Blue Springs Town Hall
On Sept. 29, I held my sixth town hall of the year in Blue Springs. The town hall was co-hosted by Rep. Jeanie Lauer, R-Blue Springs. In addition, four Blue Springs Council members were there to answer questions on local issues: Dale Carter, Jeff Quibell, Kent Edmondson and Chris Lievsay. About 40 engaged residents attended the meeting.
Several state-related issues were raised during the town hall. Questions were raised or comments given on issues including a state health exchange, funding for education, job retention incentives, lottery funding for education, an attempt by Lake Tapawingo to annex part of State Route 40, the idea of replacing the state’s income tax with a consumption (sales) tax, the addition of 911 charges to cell phones, and the possibility of adding more casinos.
The issue that stood out the most, mainly because of its immediate impact, was a discussion about the current tax credit reform bill [SB8] we are debating in special session. Specific questions were raised about the St. Louis Aerotropolis and MOSIRA pieces of the bill. General comments were offered about the stalemate between the Senate and the House. Regarding the Senate’s position, I conveyed the same message I have delivered through these reports.
I continue to enjoy the town hall formats because of the breadth of issues we cover and the diversity of opinion I get to hear. I also enjoy the chance to provide perspective on what works, and what doesn’t, in Jefferson City. This type of open and honest communication between elected leaders and their constituents is what will return trust to the system.
News from Other Capitols
As you know if you saw last week’s report, my family and I took a personal vacation to Fort Benning, Georgia, to attend the graduation of my son, Tylor, from basic training in the U.S. Army Reserve.

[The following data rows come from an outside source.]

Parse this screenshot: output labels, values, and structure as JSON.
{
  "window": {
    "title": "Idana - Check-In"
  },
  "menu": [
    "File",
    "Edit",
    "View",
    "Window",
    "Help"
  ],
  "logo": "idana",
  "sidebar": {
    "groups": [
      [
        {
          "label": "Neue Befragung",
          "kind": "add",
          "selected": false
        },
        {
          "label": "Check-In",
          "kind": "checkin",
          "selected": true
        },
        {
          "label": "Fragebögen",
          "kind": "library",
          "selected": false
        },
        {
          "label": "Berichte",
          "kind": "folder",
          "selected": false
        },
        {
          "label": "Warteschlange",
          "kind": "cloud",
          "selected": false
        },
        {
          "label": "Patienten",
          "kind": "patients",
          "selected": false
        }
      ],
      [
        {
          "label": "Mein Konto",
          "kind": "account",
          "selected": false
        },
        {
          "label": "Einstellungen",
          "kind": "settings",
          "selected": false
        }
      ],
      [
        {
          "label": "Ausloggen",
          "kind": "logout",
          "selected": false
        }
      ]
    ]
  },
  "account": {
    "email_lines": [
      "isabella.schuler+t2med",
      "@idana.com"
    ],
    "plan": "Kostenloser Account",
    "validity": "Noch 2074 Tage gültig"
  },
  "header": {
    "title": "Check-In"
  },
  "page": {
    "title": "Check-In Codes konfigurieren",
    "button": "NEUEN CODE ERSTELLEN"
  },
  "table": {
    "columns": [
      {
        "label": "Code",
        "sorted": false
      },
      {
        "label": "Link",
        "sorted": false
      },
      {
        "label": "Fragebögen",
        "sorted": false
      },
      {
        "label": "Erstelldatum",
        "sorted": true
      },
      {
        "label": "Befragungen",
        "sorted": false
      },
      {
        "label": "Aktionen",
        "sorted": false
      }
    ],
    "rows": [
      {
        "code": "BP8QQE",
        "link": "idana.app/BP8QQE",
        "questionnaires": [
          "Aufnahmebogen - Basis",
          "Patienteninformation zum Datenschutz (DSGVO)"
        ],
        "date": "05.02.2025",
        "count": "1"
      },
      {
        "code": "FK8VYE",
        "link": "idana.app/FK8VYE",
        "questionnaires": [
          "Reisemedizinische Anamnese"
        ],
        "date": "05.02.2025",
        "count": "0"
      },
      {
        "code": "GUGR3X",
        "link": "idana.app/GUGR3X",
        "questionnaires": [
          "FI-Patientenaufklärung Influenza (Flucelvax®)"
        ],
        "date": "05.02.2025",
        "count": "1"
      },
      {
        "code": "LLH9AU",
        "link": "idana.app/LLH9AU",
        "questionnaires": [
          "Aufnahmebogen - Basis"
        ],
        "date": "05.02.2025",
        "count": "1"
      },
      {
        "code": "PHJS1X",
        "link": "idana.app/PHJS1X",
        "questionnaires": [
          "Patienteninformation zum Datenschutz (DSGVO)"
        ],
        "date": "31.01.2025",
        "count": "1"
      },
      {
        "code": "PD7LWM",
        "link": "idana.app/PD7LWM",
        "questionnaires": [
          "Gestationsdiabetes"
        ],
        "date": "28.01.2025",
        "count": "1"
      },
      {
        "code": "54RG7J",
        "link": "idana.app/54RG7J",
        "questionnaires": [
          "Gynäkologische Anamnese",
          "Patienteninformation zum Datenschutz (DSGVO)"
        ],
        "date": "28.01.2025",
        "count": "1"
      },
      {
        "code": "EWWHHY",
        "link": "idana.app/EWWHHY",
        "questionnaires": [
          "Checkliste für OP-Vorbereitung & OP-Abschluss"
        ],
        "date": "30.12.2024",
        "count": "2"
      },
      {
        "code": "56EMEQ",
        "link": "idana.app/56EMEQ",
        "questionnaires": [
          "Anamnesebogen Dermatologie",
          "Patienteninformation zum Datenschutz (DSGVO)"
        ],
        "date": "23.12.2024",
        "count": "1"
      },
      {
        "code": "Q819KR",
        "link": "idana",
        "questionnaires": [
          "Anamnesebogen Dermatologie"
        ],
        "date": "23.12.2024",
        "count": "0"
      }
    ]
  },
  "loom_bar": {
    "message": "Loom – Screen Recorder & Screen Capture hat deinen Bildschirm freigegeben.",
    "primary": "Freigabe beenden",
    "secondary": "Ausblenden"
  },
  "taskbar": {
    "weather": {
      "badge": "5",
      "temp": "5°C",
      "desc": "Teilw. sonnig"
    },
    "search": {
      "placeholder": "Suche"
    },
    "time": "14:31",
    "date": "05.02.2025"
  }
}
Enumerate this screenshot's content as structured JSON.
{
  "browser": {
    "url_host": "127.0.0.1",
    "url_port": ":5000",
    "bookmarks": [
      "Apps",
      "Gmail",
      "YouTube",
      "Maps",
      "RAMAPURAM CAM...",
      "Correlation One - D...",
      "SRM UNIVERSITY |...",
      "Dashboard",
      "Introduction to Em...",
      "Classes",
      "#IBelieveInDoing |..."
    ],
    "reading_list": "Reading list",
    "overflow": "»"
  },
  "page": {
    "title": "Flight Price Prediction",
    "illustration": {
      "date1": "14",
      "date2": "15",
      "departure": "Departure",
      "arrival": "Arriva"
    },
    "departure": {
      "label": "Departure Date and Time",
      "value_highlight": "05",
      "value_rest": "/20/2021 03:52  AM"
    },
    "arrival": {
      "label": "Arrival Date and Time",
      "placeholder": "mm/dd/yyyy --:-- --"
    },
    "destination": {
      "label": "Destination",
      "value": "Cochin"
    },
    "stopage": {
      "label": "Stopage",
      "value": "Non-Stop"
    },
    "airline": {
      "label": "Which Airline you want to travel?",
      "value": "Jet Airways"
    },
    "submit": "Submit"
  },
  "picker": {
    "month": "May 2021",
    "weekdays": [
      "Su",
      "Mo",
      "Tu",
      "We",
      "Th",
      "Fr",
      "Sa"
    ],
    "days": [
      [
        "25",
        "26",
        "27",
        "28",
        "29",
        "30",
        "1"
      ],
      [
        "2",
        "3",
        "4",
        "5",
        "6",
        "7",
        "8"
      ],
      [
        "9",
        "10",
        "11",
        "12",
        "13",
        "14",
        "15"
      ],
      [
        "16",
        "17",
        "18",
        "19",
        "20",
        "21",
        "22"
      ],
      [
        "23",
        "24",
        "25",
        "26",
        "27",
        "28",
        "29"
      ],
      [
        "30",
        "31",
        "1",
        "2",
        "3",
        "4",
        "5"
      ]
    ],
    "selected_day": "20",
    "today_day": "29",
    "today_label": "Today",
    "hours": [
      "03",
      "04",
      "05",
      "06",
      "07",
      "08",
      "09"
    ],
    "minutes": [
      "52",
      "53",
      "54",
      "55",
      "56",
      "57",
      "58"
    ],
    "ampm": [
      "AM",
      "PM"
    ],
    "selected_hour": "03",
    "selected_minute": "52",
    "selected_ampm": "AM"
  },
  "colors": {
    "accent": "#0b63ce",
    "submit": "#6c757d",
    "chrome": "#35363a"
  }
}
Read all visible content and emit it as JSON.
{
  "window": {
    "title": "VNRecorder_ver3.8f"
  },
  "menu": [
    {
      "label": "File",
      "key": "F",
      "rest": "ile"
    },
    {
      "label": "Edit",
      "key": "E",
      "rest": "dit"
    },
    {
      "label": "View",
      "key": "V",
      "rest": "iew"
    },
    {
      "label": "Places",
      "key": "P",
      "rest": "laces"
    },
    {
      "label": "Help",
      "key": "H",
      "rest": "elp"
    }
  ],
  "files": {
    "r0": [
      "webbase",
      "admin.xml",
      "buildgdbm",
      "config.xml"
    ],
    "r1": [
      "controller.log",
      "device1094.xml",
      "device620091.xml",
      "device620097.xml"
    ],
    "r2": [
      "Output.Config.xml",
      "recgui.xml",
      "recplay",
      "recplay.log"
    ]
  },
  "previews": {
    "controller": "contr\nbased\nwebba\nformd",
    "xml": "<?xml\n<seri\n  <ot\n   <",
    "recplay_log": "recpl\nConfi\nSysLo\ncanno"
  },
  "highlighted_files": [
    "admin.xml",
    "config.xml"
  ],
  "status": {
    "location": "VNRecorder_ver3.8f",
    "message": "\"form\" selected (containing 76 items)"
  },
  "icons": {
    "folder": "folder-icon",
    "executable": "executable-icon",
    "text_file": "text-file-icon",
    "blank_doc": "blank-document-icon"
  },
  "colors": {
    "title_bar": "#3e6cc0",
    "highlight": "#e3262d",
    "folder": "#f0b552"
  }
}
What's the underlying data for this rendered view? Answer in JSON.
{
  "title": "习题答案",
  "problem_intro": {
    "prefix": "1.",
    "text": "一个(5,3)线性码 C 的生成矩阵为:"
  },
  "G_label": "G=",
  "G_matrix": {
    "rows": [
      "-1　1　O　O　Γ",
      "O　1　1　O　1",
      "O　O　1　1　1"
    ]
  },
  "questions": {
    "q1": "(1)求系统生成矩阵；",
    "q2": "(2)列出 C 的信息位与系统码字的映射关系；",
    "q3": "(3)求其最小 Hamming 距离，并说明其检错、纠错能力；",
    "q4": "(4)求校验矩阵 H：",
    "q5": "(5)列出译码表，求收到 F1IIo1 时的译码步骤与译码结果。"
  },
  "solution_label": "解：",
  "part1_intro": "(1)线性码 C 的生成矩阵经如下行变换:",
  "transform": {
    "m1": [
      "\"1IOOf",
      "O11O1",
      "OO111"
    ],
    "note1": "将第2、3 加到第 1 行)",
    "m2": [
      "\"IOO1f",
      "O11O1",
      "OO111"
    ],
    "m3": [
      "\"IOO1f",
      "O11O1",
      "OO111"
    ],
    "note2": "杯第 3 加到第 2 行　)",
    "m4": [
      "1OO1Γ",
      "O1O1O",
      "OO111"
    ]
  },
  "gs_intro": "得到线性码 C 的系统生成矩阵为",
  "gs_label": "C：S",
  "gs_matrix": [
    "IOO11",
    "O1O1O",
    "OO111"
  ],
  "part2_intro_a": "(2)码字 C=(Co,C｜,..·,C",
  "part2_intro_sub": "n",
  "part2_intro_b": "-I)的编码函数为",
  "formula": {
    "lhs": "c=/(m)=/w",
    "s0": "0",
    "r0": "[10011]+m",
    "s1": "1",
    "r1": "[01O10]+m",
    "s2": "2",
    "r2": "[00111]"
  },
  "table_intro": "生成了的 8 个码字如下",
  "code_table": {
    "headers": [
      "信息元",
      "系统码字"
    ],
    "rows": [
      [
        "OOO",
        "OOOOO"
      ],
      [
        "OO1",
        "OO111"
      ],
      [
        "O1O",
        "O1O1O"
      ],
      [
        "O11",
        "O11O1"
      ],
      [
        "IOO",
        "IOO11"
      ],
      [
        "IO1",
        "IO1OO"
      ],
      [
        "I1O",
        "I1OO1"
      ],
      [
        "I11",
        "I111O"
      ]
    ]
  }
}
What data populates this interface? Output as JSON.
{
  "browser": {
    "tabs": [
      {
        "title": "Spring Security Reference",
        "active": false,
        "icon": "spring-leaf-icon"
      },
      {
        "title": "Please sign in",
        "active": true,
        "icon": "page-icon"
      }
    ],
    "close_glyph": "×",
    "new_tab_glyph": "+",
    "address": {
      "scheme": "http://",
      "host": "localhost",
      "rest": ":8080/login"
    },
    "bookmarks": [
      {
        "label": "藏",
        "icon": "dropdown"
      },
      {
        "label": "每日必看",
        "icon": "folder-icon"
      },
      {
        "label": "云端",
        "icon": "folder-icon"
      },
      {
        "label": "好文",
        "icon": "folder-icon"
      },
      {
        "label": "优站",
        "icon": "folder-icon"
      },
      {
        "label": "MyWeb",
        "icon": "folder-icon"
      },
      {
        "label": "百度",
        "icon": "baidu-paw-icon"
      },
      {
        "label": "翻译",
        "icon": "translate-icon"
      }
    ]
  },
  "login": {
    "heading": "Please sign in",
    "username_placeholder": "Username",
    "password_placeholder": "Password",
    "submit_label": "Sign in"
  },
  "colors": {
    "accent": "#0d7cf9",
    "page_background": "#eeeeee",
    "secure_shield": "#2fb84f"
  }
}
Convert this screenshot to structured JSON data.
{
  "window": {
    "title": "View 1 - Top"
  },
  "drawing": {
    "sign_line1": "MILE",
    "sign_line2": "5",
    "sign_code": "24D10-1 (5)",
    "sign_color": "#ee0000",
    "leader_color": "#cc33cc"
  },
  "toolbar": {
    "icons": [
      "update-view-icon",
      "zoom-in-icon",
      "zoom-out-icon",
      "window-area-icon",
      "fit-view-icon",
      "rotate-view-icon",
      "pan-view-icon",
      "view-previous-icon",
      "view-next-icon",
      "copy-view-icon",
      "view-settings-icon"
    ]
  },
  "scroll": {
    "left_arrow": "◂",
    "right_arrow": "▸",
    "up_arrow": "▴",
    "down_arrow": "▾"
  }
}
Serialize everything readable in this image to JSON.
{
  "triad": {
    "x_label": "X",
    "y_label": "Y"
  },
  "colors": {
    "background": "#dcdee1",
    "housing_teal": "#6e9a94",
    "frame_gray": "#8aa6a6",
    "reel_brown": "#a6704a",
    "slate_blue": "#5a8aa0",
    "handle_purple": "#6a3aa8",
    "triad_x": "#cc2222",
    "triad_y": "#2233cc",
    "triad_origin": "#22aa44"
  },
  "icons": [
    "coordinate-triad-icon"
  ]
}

He was very happy about completing the training and excited about going on to Virginia to train to be a mechanic on the Chinook helicopter.
While traveling, my family and I like to visit other state Capitols, and this time, we were able to visit the Capitols of both Alabama and Tennessee. I picked up some interesting bits of information while there. For instance, in Tennessee, the Speaker of the Senate, who is elected by the Tennessee State Senate from among its members, also holds the office of Lieutenant Governor. The Speaker/Lieutenant Governor is the governor's designated successor.
I learned that Alabama has 35 state senators and 105 state representatives and Tennessee has 33 senators and 99 representatives. In comparison, the people of Missouri elect 34 state senators and 163 state representatives.
In Alabama, I noticed that the Missouri state flag being flown in the Capitol was quite worn and tattered. I immediately visited the office of the Secretary of the Senate and, as a gesture of friendship, offered to send him a new flag to be displayed. He was happy to accept it, and a new Missouri flag is on its way to Alabama.
I was also surprised and pleased to run into two constituents from Lee’s Summit while touring the state capitol in Nashville. It is a small world!